High court turns down same-sex harassment

WASHINGTON — WASHINGTON -- Does a male worker break the law by using aggressive sexual gestures toward another worker? The answer seems to be no -- if the other worker is also a man. That is the answer the Supreme Court refused yesterday to second-guess.

In a brief order, the court bypassed a Texas man's appeal that claimed that his male boss and another man on the job touched him repeatedly in a rough sexual way, because they thought he did not act enough like a man.


At one point, they sneaked up on their target, grabbed him by the ankles and held him upside down while rubbing and poking his body. In reaction, the company forced his boss into retirement and fired the co-worker. The gesture also led to the legal test case that ended yesterday.

In recent years, the Supreme Court has made it clear that conduct of that kind would amount to illegal sexual harassment, if a man did it to a female co-worker. The theory is that gestures of a sexual nature create a "hostile work environment" of the worker who is the target.


The Equal Employment Opportunity Commission has received cases in which a male worker complained of harassing conduct by a male supervisor or a co-worker. The EEOC has treated those as valid claims under federal civil rights law -- but only if the target had been singled out because he was a man. "If a hostile work environment is created [for the worker] because of that worker's sex, the legal standards are the same," regardless of the sex of either party, an EEOC spokesman said.

A federal appeals court, in a ruling that appears close to EEOC policy, decided in December that even if harassment has sexual overtones, federal law does not cover incidents in which the harasser and the target are both men -- unless there is proof that the target was treated differently because of his sex.

There was no proof of discrimination, the appeals court found, in the case of Richard A. Giddens, a former machinery operator at a Shell Oil Co. refinery in Odessa, Texas.

Mr. Giddens complained in his lawsuit that, for 2 1/2 years, he was subjected to an "ordeal" of harassment from his shift supervisor and another worker. He said they had singled him out because of his personal characteristics: a softness in his demeanor, and a lack of aggressiveness. Since they disapproved of those characteristics, he contended, they created a "hostile work environment" for him.

He contended that he had twice complained to the management about the rough gestures, but that nothing was done. Only after a final incident, the sneak attack in February 1991, did management act against the two harassers, Mr. Giddens said.

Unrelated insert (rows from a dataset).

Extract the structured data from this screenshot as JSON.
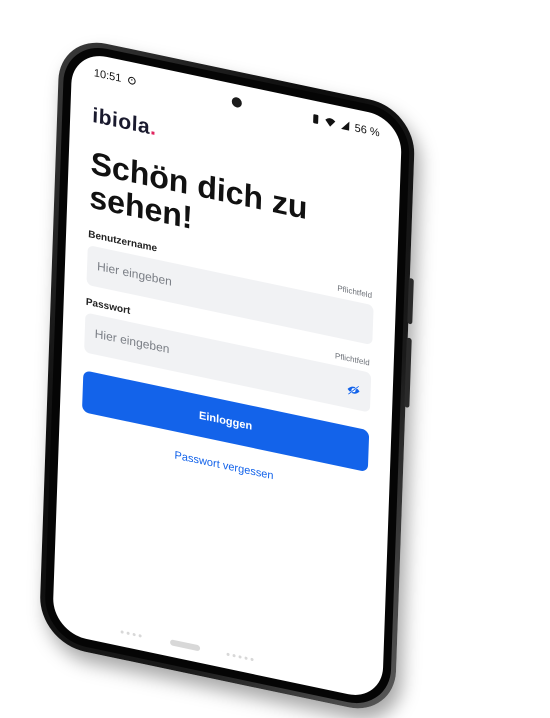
{
  "status_bar": {
    "time": "10:51",
    "alarm_icon": "alarm-clock-icon",
    "battery_percent": "56 %",
    "icons": [
      "vibrate-icon",
      "wifi-icon",
      "signal-icon"
    ]
  },
  "brand": {
    "logo_text": "ibiola",
    "logo_dot": ".",
    "accent_color": "#e0245e"
  },
  "login": {
    "headline": "Schön dich zu sehen!",
    "username": {
      "label": "Benutzername",
      "placeholder": "Hier eingeben",
      "required_hint": "Pflichtfeld"
    },
    "password": {
      "label": "Passwort",
      "placeholder": "Hier eingeben",
      "required_hint": "Pflichtfeld",
      "toggle_icon": "eye-slash-icon"
    },
    "submit_label": "Einloggen",
    "forgot_label": "Passwort vergessen",
    "primary_color": "#1363ea"
  }
}
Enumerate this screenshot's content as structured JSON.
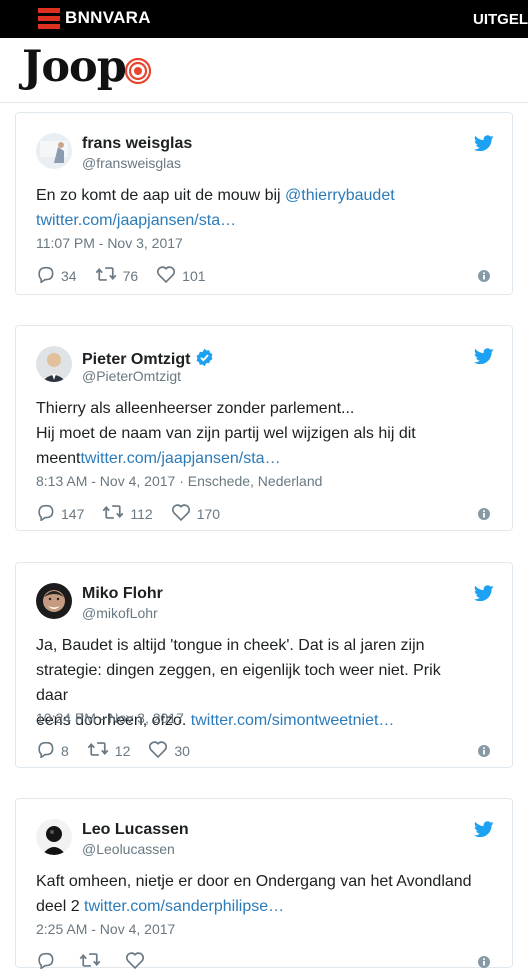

A jury found that he had suffered no loss of employment status or benefits because of the gestures, and thus ruled that he was not a victim of discrimination.

His unsuccessful appeal to the Supreme Court, however, said he was claiming only that he was harassed in a sexual way, making the workplace hostile for him, not that he suffered any explicit loss of job rights.

As usual, the Supreme Court gave no reason for turning aside his appeal.


The justices granted review of no new cases yesterday, leaving their current docket still rather thin. The sparse docket prompted one member of the court to speak out sarcastically about the light workload the justices have arranged for themselves.

"Given the current state of our docket," Justice John Paul Stevens wrote in a brief opinion, there is "a peculiar irony" in the court's use of an argument about its "scarce resources." That was the reason the court gave for blocking any further free appeals by a California man who had failed to get the court to hear 23 legal pleas in recent years, without paying the filing fees.

In another order, the court rejected an appeal by the Resolution Trust Corp., the federal agency that takes over failing thrifts, arguing that it should not be subject to lawsuits in federal court for mismanaging the business of a thrift it has taken over. A lower federal court said such mismanagement could lead directly to federal court, without first letting the agency itself review the claim.

The court also turned aside an attempt by the city of San Diego to defend its right to have a Christian cross stand in a city park on a hilltop overlooking the city. A federal appeals court found that monument unconstitutional, but only under California's state constitution, not the U.S. Constitution.